In October 2015, Congress enacted Ron’s bill to make a federal hiring preference gender neutral.  The government has long recognized the sacrifices of Gold Star families by granting a federal hiring preference to unmarried mothers of service members killed or totally disabled in action.  Wyden’s legislation now extends that same preference to unmarried fathers.

The Clay Hunt Suicide Prevention for American Veterans Act  

Senator Wyden supported the Clay Hunt SAV Act, which President Barack Obama signed into law in February 2015.  The law is designed to improve a range of suicide prevention services for veterans, including access to information and counseling and better training for mental health professionals.  It  also requires annual audits of VA’s mental health and suicide prevention programs.

Joint Transition Assistance Program (JTAP)  

Funding for Oregon’s JTAP lapsed at the end of 2014, threatening the future of this important program to help service members and veterans find jobs.  At Senator Wyden’s urging, the National Guard Bureau stepped in and provided critical emergency resources just as nearly 1,000 Oregon National Guardsmen were returning from combat.

Veterans Access, Choice, and Accountability Act  

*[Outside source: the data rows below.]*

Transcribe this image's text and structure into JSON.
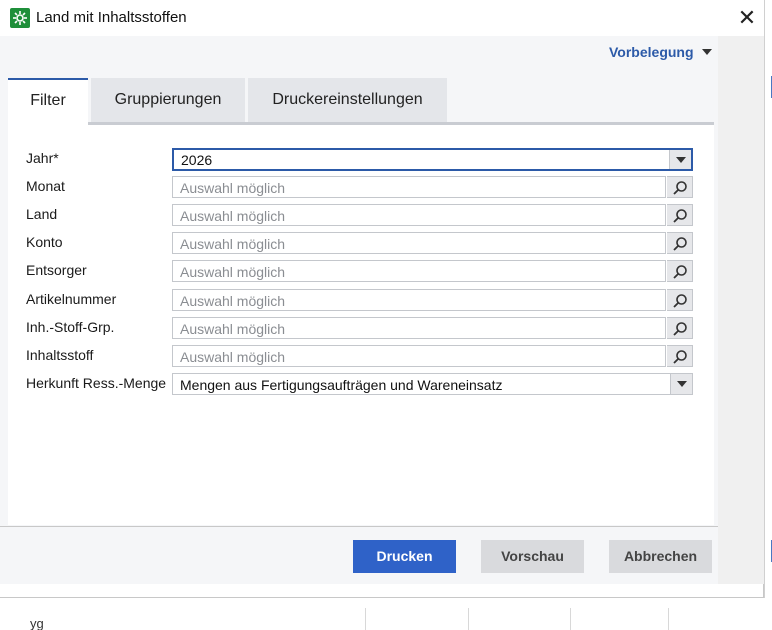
{
  "window": {
    "title": "Land mit Inhaltsstoffen",
    "close_label": "✕"
  },
  "header": {
    "preset_label": "Vorbelegung"
  },
  "tabs": [
    {
      "label": "Filter",
      "active": true
    },
    {
      "label": "Gruppierungen",
      "active": false
    },
    {
      "label": "Druckereinstellungen",
      "active": false
    }
  ],
  "form": {
    "year": {
      "label": "Jahr*",
      "value": "2026"
    },
    "month": {
      "label": "Monat",
      "placeholder": "Auswahl möglich"
    },
    "country": {
      "label": "Land",
      "placeholder": "Auswahl möglich"
    },
    "account": {
      "label": "Konto",
      "placeholder": "Auswahl möglich"
    },
    "disposer": {
      "label": "Entsorger",
      "placeholder": "Auswahl möglich"
    },
    "article": {
      "label": "Artikelnummer",
      "placeholder": "Auswahl möglich"
    },
    "substance_group": {
      "label": "Inh.-Stoff-Grp.",
      "placeholder": "Auswahl möglich"
    },
    "substance": {
      "label": "Inhaltsstoff",
      "placeholder": "Auswahl möglich"
    },
    "origin": {
      "label": "Herkunft Ress.-Menge",
      "value": "Mengen aus Fertigungsaufträgen und Wareneinsatz"
    }
  },
  "buttons": {
    "print": "Drucken",
    "preview": "Vorschau",
    "cancel": "Abbrechen"
  },
  "background": {
    "partial_glyph": "yg"
  },
  "colors": {
    "accent": "#2c5aa8",
    "primary_button": "#2f62c8",
    "app_icon": "#1f8f3a"
  },
  "icons": {
    "app": "app-gear-icon",
    "search": "search-icon",
    "dropdown": "chevron-down-icon",
    "close": "close-icon"
  }
}
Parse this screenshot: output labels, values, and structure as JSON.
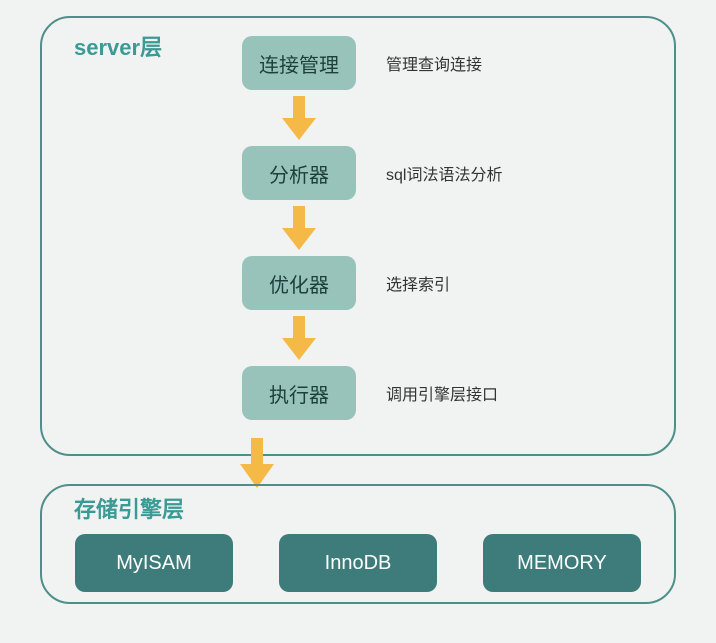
{
  "server_layer": {
    "title": "server层",
    "stages": [
      {
        "name": "连接管理",
        "desc": "管理查询连接"
      },
      {
        "name": "分析器",
        "desc": "sql词法语法分析"
      },
      {
        "name": "优化器",
        "desc": "选择索引"
      },
      {
        "name": "执行器",
        "desc": "调用引擎层接口"
      }
    ]
  },
  "storage_layer": {
    "title": "存储引擎层",
    "engines": [
      "MyISAM",
      "InnoDB",
      "MEMORY"
    ]
  },
  "colors": {
    "border": "#4f8f8a",
    "stage_bg": "#98c3bb",
    "engine_bg": "#3d7c7a",
    "arrow": "#f5b947"
  }
}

Ron supported a bipartisan VA reform law in the wake of the 2014 scandal involving access times and secret waiting lists.  The law created a $10 billion Veteran’s Choice Fund for veterans to seek care in their local communities if they live more than 40 miles from a VA facility or if they cannot get a VA appointment within 30 days.  The law also provided more money for VA to hire physicians and staff.  Finally, the law also empowered the VA Secretary to transfer or fire senior executives for poor performance or misconduct while preserving basic due process standards for employees.  Since 2014, Wyden has supported a number of bills that would improve Choice, including legislation to require the VA to offer community care to veterans who live more than 40 miles from a VA facility that offers the services they need rather than 40 miles from any VA facility.